Exploring Concrete from the Inside Out

And why is it called “Portland” cement? For more information on the history and technology of concrete, see Robert Courland’s 2011 book Concrete Planet (the link is to my review).

The process of concrete curing is exothermic. It was estimated that if all of the concrete in Hoover Dam had been one continuous pour:

[T]he concrete would have gotten so hot that it would have taken 125 years for the concrete to cool to ambient temperatures. The resulting stresses would have caused the dam to crack and crumble away.

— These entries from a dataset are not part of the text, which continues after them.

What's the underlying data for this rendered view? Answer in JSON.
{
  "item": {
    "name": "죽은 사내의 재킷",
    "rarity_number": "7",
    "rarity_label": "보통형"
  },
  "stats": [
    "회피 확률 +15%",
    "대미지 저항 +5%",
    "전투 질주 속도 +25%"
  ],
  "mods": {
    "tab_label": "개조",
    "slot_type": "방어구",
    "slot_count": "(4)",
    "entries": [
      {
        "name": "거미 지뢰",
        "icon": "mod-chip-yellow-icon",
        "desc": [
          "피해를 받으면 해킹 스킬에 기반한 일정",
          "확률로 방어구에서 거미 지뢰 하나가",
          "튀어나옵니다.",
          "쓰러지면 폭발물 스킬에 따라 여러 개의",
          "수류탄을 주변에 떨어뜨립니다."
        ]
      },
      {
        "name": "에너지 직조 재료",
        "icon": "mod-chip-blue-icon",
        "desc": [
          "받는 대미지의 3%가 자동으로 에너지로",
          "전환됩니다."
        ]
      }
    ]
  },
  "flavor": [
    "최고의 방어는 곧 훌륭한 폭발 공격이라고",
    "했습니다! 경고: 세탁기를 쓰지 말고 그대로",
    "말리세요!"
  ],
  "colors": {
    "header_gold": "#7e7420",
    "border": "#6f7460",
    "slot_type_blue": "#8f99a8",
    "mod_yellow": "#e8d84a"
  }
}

It was not enough to place small quantities of concrete in individual columns. Each form also contained cooling coils of 1" thin-walled steel pipe. When the concrete was first poured, river water was circulated through these pipes. Once the concrete had received a first initial cooling, chilled water from a refrigeration plant on the lower cofferdam was circulated through the coils to finish the cooling. As each block was cooled, the pipes of the cooling coils were cut off and pressure grouted at 300 pounds per square inch by pneumatic grout guns.